Sometimes, individuals who are charged with a crime may receive an offer of a reduced criminal charge and punishment if they agree to plead guilty to this charge. This process is known as plea negotiation and the offer is usually arranged through the individual's criminal defense attorney and the prosecution. However, not all areas of a criminal case can be negotiated. So here is a brief look at the three main areas of a plea negotiation.
One of the components of a criminal case that can be negotiated is the actual prison sentence. In this area, the prosecution usually agrees to a reduced sentence for the accused if he or she agrees to plead guilty to the main criminal charge. This type of negotiation helps both sides since the defendant will spend less time in jail while the prosecution doesn't need to go through a full trial in order to prove its case.

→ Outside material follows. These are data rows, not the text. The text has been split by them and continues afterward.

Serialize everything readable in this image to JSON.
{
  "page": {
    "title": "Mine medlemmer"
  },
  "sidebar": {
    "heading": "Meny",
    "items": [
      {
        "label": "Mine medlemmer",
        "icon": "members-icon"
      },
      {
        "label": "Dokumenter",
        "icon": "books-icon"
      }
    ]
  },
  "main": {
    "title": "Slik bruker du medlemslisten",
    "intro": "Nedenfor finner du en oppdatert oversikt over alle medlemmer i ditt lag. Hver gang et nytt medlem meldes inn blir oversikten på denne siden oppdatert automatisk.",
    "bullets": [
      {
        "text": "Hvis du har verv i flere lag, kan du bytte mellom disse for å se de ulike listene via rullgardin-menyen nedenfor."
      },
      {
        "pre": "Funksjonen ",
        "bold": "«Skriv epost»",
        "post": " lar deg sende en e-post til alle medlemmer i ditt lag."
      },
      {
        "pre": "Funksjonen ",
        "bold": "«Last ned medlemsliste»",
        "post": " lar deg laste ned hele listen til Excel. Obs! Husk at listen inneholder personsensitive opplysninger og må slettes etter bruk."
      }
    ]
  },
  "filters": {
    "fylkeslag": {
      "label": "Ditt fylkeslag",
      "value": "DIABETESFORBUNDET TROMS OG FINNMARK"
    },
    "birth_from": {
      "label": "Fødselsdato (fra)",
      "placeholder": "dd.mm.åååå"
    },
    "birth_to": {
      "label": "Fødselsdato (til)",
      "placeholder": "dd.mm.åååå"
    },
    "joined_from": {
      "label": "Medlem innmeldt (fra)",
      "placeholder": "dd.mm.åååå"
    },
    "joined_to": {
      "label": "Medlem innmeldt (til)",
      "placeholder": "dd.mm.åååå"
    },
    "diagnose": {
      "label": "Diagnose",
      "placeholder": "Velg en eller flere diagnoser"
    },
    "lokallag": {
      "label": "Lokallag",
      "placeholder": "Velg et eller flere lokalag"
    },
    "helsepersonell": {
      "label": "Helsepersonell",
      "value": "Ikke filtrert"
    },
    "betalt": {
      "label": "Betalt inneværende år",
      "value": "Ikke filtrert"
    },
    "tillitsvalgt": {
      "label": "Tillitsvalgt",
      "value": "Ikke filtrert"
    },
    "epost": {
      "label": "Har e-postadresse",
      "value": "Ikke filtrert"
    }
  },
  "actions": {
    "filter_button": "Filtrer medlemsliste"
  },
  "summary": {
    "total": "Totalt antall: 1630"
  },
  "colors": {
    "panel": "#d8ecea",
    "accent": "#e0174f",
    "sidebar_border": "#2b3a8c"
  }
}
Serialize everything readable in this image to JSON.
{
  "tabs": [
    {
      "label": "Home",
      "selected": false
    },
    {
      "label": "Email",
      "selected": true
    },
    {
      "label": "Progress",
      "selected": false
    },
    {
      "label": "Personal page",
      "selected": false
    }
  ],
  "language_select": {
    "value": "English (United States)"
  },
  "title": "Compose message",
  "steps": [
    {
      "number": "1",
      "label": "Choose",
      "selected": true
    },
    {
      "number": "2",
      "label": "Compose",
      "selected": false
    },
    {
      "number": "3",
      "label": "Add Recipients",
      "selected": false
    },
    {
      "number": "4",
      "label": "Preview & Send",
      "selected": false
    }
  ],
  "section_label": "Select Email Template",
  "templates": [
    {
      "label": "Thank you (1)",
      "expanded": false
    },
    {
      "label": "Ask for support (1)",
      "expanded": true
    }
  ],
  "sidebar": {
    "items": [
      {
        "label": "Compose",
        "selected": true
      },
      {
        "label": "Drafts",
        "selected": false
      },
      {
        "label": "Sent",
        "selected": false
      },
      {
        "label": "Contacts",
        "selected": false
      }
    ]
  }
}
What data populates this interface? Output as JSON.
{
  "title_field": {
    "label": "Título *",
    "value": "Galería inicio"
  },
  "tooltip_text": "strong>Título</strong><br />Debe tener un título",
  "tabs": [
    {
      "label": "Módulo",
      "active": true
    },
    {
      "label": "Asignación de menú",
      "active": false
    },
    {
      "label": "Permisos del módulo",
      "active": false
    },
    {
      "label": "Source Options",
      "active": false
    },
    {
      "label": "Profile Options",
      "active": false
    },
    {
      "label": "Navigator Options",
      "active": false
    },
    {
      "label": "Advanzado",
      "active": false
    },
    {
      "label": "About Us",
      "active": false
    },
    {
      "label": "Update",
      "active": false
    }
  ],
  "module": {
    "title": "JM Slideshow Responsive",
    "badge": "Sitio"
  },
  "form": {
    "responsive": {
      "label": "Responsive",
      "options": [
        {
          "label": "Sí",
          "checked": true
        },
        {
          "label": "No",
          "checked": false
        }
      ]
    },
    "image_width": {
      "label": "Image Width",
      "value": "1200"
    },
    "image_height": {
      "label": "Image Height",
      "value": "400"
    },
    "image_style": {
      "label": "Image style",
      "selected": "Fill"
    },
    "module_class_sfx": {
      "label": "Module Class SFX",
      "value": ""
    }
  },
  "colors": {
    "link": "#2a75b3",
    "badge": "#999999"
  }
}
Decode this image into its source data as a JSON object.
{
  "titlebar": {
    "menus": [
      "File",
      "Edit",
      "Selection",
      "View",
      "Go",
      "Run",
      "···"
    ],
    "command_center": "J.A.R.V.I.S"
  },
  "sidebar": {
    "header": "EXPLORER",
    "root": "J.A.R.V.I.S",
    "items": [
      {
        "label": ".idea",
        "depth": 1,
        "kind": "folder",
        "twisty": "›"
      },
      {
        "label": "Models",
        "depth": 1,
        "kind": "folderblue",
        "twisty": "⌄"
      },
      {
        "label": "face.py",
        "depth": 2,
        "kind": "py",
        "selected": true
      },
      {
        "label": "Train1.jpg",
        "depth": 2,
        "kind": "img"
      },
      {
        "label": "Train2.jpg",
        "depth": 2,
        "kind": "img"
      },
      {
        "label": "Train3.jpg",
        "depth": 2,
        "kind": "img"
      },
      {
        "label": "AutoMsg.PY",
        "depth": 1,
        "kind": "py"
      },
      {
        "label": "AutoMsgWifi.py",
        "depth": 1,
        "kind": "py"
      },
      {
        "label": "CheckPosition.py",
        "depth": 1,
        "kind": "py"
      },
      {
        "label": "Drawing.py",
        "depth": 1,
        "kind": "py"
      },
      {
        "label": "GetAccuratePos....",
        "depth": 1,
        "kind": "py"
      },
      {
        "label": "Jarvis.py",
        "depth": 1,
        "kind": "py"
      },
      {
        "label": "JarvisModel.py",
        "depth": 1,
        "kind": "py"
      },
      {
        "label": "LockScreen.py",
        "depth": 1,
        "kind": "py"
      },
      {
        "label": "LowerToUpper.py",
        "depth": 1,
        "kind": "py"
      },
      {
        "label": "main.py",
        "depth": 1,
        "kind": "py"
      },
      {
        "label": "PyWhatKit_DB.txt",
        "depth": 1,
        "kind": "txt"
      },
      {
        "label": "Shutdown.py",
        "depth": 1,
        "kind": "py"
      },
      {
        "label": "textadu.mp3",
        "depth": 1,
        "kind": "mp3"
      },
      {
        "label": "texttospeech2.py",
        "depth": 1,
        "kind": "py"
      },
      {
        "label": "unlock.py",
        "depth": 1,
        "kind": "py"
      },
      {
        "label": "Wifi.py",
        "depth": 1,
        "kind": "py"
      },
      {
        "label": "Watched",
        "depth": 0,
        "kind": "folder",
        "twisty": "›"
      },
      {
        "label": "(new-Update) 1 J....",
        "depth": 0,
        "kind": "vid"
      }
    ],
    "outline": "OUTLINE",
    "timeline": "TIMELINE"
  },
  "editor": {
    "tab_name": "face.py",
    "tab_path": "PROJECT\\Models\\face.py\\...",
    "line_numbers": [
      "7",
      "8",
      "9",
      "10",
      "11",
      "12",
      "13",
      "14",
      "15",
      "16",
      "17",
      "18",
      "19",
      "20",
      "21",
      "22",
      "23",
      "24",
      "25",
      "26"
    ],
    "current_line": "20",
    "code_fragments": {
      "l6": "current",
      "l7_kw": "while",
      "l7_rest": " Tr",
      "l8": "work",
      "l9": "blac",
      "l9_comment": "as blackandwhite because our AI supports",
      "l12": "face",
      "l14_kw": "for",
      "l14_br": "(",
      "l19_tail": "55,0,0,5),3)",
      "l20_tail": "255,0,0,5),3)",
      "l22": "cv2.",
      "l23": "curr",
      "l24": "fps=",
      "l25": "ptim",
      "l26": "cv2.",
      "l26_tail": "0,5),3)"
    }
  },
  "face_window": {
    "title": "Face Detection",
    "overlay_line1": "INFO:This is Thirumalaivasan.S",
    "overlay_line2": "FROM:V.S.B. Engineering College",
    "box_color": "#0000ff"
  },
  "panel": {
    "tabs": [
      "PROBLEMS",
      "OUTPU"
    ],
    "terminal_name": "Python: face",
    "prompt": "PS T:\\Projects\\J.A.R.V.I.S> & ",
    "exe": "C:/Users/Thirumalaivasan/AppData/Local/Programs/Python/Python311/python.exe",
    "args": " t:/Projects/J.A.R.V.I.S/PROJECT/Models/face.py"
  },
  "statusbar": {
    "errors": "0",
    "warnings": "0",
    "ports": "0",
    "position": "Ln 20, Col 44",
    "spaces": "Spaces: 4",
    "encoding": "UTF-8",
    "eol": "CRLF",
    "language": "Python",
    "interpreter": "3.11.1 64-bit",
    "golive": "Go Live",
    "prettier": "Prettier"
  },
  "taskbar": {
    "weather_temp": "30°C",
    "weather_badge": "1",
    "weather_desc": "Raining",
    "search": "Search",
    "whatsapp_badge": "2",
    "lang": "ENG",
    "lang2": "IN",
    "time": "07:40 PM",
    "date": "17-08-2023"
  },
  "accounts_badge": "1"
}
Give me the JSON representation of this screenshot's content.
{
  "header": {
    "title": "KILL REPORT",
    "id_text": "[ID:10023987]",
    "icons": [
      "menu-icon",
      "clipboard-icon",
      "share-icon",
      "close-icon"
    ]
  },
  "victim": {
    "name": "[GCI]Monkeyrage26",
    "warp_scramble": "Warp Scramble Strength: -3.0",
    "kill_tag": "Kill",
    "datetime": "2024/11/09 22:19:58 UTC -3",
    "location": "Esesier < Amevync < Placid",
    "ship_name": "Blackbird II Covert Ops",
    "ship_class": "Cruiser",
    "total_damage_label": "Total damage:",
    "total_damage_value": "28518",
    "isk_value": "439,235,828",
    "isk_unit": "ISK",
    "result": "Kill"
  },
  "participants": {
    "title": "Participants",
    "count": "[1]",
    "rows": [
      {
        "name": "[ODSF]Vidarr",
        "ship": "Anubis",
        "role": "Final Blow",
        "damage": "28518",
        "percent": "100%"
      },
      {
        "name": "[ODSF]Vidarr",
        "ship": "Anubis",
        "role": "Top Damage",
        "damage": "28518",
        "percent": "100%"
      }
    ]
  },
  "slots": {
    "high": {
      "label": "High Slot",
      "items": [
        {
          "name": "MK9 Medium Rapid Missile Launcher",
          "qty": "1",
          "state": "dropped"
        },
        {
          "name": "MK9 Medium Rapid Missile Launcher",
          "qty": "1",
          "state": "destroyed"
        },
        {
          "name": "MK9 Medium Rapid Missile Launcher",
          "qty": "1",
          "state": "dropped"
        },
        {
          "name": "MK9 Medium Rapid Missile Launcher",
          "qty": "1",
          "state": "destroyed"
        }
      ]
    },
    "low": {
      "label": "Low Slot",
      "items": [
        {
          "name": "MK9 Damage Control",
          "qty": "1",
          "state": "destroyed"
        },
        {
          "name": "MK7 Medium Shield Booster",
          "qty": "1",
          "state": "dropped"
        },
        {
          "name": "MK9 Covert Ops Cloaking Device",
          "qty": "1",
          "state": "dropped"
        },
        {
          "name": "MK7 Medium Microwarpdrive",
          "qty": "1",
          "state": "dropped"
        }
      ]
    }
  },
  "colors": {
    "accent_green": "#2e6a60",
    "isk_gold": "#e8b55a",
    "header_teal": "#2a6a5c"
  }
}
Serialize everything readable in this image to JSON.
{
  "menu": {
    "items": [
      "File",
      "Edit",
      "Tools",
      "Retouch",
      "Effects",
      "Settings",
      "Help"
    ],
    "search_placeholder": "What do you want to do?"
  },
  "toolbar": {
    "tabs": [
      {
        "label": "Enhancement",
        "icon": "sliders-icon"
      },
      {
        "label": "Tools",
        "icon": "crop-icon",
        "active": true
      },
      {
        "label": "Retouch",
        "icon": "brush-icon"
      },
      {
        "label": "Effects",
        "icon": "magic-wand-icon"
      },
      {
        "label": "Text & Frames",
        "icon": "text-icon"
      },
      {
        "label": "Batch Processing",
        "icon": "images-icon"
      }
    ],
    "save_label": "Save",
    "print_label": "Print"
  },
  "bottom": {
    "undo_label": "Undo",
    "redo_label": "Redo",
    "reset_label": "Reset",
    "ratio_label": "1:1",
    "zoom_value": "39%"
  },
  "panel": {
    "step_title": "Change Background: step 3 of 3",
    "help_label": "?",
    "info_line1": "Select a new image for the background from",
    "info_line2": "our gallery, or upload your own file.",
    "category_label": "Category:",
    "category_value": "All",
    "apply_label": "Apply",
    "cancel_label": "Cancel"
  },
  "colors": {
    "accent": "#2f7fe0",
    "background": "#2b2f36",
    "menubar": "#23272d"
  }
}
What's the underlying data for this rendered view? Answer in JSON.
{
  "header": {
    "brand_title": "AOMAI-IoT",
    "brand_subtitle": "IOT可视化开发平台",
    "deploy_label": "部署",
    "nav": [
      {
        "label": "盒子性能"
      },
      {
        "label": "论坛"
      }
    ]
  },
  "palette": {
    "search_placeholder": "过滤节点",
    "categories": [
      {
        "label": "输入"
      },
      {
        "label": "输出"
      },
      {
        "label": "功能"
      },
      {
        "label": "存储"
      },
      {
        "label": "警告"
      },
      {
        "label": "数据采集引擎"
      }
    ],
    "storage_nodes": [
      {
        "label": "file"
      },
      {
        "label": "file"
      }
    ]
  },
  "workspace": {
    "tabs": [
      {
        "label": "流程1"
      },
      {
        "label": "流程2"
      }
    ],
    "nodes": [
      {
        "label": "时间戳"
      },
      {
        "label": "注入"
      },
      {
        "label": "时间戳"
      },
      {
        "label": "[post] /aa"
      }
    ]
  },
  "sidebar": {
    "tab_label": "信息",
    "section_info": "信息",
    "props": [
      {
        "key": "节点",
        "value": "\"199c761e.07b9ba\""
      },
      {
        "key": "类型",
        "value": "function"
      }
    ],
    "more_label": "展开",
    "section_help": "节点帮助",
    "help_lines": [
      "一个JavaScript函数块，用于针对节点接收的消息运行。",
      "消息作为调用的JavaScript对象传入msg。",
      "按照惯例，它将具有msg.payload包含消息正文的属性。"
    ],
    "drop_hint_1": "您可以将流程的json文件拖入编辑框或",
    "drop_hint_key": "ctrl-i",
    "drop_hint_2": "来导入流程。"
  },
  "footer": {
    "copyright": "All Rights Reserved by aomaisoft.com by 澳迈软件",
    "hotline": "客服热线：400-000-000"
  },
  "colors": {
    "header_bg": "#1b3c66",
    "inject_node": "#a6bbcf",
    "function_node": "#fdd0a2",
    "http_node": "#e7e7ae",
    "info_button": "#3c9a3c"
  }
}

Another area of a criminal case that can be negotiated is the criminal charge itself. This is the most common type of negotiation and it can be proposed by either the defendant's criminal defense attorney or by the prosecution. What usually happens is that the defendant agrees to plead guilty to a less serious charge and the prosecution agrees to dismiss one or more of the most serious charges the defendant is facing.
The last and most unusual area of plea negotiation is fact bargaining. Here, the defendant admits to specific facts relating to their case, and in return the prosecution agrees not to introduce certain other facts during the trial. By agreeing to this, the prosecution wins because it does not have to prove the facts that the defendant agrees to during the trial, while the defense wins because other, perhaps more damaging facts, are not bought into the trial.
It's important to remember that the process of plea negotiation usually occurs over the phone between the prosecution and defense or in the prosecution's office. However, any Maryland resident who is facing criminal charges may want to speak with a criminal defense attorney in order to learn how plea negotiation may benefit them and their situation.
Source: criminal.findlaw.com, "Plea bargaining: areas of negotiation", Accessed August 28, 2016